*PROBLEM STATEMENT*
Type every record exactly as it appears.

*THE INPUT*
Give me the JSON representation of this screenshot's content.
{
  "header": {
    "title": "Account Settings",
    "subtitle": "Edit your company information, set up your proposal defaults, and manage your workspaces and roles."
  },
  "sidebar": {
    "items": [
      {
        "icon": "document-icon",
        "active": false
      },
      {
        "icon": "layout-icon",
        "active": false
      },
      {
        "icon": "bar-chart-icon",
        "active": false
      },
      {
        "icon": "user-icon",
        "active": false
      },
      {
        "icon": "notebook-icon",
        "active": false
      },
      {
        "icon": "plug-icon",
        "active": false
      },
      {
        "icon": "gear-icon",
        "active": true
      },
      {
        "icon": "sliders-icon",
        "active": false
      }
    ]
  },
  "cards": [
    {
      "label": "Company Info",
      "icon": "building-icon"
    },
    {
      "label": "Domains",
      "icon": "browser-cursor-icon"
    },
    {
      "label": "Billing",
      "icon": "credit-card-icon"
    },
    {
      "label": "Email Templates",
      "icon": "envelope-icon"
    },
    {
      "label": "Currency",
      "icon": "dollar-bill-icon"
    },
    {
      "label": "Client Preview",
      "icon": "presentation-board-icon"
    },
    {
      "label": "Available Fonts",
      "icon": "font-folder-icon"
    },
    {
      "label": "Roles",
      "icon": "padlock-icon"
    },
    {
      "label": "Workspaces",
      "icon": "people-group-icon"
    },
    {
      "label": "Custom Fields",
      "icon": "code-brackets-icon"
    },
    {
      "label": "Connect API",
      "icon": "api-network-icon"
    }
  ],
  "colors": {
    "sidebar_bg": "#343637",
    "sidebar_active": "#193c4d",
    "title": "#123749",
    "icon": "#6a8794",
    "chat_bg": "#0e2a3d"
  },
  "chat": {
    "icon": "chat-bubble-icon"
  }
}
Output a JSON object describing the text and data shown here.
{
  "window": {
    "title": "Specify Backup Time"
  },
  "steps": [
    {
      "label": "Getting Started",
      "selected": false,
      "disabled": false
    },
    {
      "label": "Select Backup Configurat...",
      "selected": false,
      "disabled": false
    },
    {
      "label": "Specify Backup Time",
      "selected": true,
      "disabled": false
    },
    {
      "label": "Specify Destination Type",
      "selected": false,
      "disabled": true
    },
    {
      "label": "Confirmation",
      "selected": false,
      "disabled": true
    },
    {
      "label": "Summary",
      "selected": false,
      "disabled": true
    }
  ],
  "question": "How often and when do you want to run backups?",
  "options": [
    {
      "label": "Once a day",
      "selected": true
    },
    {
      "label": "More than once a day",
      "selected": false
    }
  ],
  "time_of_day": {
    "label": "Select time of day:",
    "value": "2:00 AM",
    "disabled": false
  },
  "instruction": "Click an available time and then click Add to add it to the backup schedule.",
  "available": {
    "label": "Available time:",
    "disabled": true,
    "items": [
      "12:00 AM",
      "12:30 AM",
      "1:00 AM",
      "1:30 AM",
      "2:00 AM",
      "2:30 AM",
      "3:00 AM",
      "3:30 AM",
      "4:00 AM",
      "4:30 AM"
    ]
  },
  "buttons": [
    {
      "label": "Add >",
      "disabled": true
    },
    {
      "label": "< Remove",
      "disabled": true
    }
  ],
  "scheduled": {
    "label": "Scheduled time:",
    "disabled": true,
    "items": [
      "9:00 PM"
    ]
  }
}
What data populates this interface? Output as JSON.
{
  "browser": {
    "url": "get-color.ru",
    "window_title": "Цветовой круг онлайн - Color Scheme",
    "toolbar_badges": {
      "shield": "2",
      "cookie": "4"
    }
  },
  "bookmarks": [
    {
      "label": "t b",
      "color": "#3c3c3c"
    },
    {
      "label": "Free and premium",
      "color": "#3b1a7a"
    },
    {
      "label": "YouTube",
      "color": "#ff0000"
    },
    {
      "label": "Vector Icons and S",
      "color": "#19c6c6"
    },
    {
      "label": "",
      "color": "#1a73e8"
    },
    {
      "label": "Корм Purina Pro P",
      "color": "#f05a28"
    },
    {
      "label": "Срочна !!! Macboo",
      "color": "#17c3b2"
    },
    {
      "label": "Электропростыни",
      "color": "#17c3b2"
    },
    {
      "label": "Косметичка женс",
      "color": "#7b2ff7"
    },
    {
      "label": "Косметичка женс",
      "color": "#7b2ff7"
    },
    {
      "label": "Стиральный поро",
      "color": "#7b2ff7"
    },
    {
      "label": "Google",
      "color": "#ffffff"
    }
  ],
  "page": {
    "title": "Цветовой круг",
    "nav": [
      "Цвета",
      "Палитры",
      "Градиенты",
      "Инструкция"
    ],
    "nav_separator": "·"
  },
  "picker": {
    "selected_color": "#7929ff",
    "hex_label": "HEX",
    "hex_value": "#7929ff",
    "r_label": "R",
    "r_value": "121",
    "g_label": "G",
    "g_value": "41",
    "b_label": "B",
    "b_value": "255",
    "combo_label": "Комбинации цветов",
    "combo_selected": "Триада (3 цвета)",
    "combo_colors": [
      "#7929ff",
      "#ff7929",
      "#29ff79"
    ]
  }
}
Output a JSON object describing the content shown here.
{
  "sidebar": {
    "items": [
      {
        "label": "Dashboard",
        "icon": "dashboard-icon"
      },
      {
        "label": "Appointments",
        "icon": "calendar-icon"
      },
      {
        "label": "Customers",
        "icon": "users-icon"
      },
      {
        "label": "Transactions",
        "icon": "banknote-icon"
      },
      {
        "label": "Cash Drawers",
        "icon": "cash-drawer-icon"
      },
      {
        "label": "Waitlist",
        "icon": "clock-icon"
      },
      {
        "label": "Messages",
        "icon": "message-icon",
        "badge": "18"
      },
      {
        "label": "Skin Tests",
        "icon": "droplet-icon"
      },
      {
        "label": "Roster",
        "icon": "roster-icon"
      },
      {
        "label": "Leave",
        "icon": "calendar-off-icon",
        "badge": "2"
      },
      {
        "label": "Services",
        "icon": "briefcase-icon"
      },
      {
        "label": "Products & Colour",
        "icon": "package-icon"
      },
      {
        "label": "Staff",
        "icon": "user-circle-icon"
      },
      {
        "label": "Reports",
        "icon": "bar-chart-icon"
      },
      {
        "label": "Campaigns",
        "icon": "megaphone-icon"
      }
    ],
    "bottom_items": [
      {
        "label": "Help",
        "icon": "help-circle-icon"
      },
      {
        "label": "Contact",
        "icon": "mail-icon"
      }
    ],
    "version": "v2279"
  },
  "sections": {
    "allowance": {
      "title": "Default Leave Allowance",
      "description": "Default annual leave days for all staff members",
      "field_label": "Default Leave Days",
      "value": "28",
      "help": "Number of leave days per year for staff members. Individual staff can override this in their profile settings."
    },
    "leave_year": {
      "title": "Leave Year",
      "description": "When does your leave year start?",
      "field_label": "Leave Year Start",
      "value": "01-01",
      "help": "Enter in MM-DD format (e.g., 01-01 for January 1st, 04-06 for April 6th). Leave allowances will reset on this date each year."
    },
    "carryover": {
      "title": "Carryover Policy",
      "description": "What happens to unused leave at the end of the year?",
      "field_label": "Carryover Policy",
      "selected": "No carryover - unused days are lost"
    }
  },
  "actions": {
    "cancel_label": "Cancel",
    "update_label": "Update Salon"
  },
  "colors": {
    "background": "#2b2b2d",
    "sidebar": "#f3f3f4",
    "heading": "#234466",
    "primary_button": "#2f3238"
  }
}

*RESULT FOR THIS TASK*
Give me the JSON representation of this screenshot's content.
{
  "header": {
    "title": "Account Settings",
    "subtitle": "Edit your company information, set up your proposal defaults, and manage your workspaces and roles."
  },
  "sidebar": {
    "items": [
      {
        "icon": "document-icon",
        "active": false
      },
      {
        "icon": "layout-icon",
        "active": false
      },
      {
        "icon": "bar-chart-icon",
        "active": false
      },
      {
        "icon": "user-icon",
        "active": false
      },
      {
        "icon": "notebook-icon",
        "active": false
      },
      {
        "icon": "plug-icon",
        "active": false
      },
      {
        "icon": "gear-icon",
        "active": true
      },
      {
        "icon": "sliders-icon",
        "active": false
      }
    ]
  },
  "cards": [
    {
      "label": "Company Info",
      "icon": "building-icon"
    },
    {
      "label": "Domains",
      "icon": "browser-cursor-icon"
    },
    {
      "label": "Billing",
      "icon": "credit-card-icon"
    },
    {
      "label": "Email Templates",
      "icon": "envelope-icon"
    },
    {
      "label": "Currency",
      "icon": "dollar-bill-icon"
    },
    {
      "label": "Client Preview",
      "icon": "presentation-board-icon"
    },
    {
      "label": "Available Fonts",
      "icon": "font-folder-icon"
    },
    {
      "label": "Roles",
      "icon": "padlock-icon"
    },
    {
      "label": "Workspaces",
      "icon": "people-group-icon"
    },
    {
      "label": "Custom Fields",
      "icon": "code-brackets-icon"
    },
    {
      "label": "Connect API",
      "icon": "api-network-icon"
    }
  ],
  "colors": {
    "sidebar_bg": "#343637",
    "sidebar_active": "#193c4d",
    "title": "#123749",
    "icon": "#6a8794",
    "chat_bg": "#0e2a3d"
  },
  "chat": {
    "icon": "chat-bubble-icon"
  }
}
Output a JSON object describing the text and data shown here.
{
  "window": {
    "title": "Specify Backup Time"
  },
  "steps": [
    {
      "label": "Getting Started",
      "selected": false,
      "disabled": false
    },
    {
      "label": "Select Backup Configurat...",
      "selected": false,
      "disabled": false
    },
    {
      "label": "Specify Backup Time",
      "selected": true,
      "disabled": false
    },
    {
      "label": "Specify Destination Type",
      "selected": false,
      "disabled": true
    },
    {
      "label": "Confirmation",
      "selected": false,
      "disabled": true
    },
    {
      "label": "Summary",
      "selected": false,
      "disabled": true
    }
  ],
  "question": "How often and when do you want to run backups?",
  "options": [
    {
      "label": "Once a day",
      "selected": true
    },
    {
      "label": "More than once a day",
      "selected": false
    }
  ],
  "time_of_day": {
    "label": "Select time of day:",
    "value": "2:00 AM",
    "disabled": false
  },
  "instruction": "Click an available time and then click Add to add it to the backup schedule.",
  "available": {
    "label": "Available time:",
    "disabled": true,
    "items": [
      "12:00 AM",
      "12:30 AM",
      "1:00 AM",
      "1:30 AM",
      "2:00 AM",
      "2:30 AM",
      "3:00 AM",
      "3:30 AM",
      "4:00 AM",
      "4:30 AM"
    ]
  },
  "buttons": [
    {
      "label": "Add >",
      "disabled": true
    },
    {
      "label": "< Remove",
      "disabled": true
    }
  ],
  "scheduled": {
    "label": "Scheduled time:",
    "disabled": true,
    "items": [
      "9:00 PM"
    ]
  }
}
What data populates this interface? Output as JSON.
{
  "browser": {
    "url": "get-color.ru",
    "window_title": "Цветовой круг онлайн - Color Scheme",
    "toolbar_badges": {
      "shield": "2",
      "cookie": "4"
    }
  },
  "bookmarks": [
    {
      "label": "t b",
      "color": "#3c3c3c"
    },
    {
      "label": "Free and premium",
      "color": "#3b1a7a"
    },
    {
      "label": "YouTube",
      "color": "#ff0000"
    },
    {
      "label": "Vector Icons and S",
      "color": "#19c6c6"
    },
    {
      "label": "",
      "color": "#1a73e8"
    },
    {
      "label": "Корм Purina Pro P",
      "color": "#f05a28"
    },
    {
      "label": "Срочна !!! Macboo",
      "color": "#17c3b2"
    },
    {
      "label": "Электропростыни",
      "color": "#17c3b2"
    },
    {
      "label": "Косметичка женс",
      "color": "#7b2ff7"
    },
    {
      "label": "Косметичка женс",
      "color": "#7b2ff7"
    },
    {
      "label": "Стиральный поро",
      "color": "#7b2ff7"
    },
    {
      "label": "Google",
      "color": "#ffffff"
    }
  ],
  "page": {
    "title": "Цветовой круг",
    "nav": [
      "Цвета",
      "Палитры",
      "Градиенты",
      "Инструкция"
    ],
    "nav_separator": "·"
  },
  "picker": {
    "selected_color": "#7929ff",
    "hex_label": "HEX",
    "hex_value": "#7929ff",
    "r_label": "R",
    "r_value": "121",
    "g_label": "G",
    "g_value": "41",
    "b_label": "B",
    "b_value": "255",
    "combo_label": "Комбинации цветов",
    "combo_selected": "Триада (3 цвета)",
    "combo_colors": [
      "#7929ff",
      "#ff7929",
      "#29ff79"
    ]
  }
}
Output a JSON object describing the content shown here.
{
  "sidebar": {
    "items": [
      {
        "label": "Dashboard",
        "icon": "dashboard-icon"
      },
      {
        "label": "Appointments",
        "icon": "calendar-icon"
      },
      {
        "label": "Customers",
        "icon": "users-icon"
      },
      {
        "label": "Transactions",
        "icon": "banknote-icon"
      },
      {
        "label": "Cash Drawers",
        "icon": "cash-drawer-icon"
      },
      {
        "label": "Waitlist",
        "icon": "clock-icon"
      },
      {
        "label": "Messages",
        "icon": "message-icon",
        "badge": "18"
      },
      {
        "label": "Skin Tests",
        "icon": "droplet-icon"
      },
      {
        "label": "Roster",
        "icon": "roster-icon"
      },
      {
        "label": "Leave",
        "icon": "calendar-off-icon",
        "badge": "2"
      },
      {
        "label": "Services",
        "icon": "briefcase-icon"
      },
      {
        "label": "Products & Colour",
        "icon": "package-icon"
      },
      {
        "label": "Staff",
        "icon": "user-circle-icon"
      },
      {
        "label": "Reports",
        "icon": "bar-chart-icon"
      },
      {
        "label": "Campaigns",
        "icon": "megaphone-icon"
      }
    ],
    "bottom_items": [
      {
        "label": "Help",
        "icon": "help-circle-icon"
      },
      {
        "label": "Contact",
        "icon": "mail-icon"
      }
    ],
    "version": "v2279"
  },
  "sections": {
    "allowance": {
      "title": "Default Leave Allowance",
      "description": "Default annual leave days for all staff members",
      "field_label": "Default Leave Days",
      "value": "28",
      "help": "Number of leave days per year for staff members. Individual staff can override this in their profile settings."
    },
    "leave_year": {
      "title": "Leave Year",
      "description": "When does your leave year start?",
      "field_label": "Leave Year Start",
      "value": "01-01",
      "help": "Enter in MM-DD format (e.g., 01-01 for January 1st, 04-06 for April 6th). Leave allowances will reset on this date each year."
    },
    "carryover": {
      "title": "Carryover Policy",
      "description": "What happens to unused leave at the end of the year?",
      "field_label": "Carryover Policy",
      "selected": "No carryover - unused days are lost"
    }
  },
  "actions": {
    "cancel_label": "Cancel",
    "update_label": "Update Salon"
  },
  "colors": {
    "background": "#2b2b2d",
    "sidebar": "#f3f3f4",
    "heading": "#234466",
    "primary_button": "#2f3238"
  }
}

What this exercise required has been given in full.